*Website and app data records*.
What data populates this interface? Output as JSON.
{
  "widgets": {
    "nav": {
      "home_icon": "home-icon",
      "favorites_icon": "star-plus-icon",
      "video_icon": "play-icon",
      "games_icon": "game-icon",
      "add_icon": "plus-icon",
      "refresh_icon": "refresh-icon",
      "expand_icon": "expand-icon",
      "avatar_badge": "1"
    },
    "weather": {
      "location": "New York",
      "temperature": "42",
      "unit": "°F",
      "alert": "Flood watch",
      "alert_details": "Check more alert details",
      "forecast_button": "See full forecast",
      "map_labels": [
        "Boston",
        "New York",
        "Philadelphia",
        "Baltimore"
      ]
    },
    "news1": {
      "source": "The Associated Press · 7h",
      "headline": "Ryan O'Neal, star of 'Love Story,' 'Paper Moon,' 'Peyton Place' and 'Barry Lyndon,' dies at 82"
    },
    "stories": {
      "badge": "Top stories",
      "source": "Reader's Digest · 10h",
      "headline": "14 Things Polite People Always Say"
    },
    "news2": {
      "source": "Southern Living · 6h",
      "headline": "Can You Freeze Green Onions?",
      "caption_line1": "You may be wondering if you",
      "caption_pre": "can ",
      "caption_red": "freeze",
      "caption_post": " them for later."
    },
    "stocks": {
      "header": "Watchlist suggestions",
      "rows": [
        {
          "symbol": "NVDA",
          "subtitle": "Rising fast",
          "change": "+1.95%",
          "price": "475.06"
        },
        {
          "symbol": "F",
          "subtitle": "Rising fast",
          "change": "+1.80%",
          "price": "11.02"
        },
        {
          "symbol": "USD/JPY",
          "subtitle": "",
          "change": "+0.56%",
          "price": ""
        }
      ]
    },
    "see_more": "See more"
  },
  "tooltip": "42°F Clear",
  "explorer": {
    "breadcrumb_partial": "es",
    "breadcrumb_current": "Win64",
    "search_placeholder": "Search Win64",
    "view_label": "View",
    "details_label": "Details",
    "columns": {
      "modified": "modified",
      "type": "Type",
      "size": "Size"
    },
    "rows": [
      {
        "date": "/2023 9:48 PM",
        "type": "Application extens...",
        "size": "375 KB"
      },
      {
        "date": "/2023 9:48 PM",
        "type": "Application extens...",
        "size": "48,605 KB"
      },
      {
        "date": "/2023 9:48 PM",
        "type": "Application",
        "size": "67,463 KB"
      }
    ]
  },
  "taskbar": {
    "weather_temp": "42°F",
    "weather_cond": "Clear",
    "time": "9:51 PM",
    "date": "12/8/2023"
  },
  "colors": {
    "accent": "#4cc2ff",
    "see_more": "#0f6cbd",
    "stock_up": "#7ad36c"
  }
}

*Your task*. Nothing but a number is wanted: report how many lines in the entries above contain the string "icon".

*Task output*. 7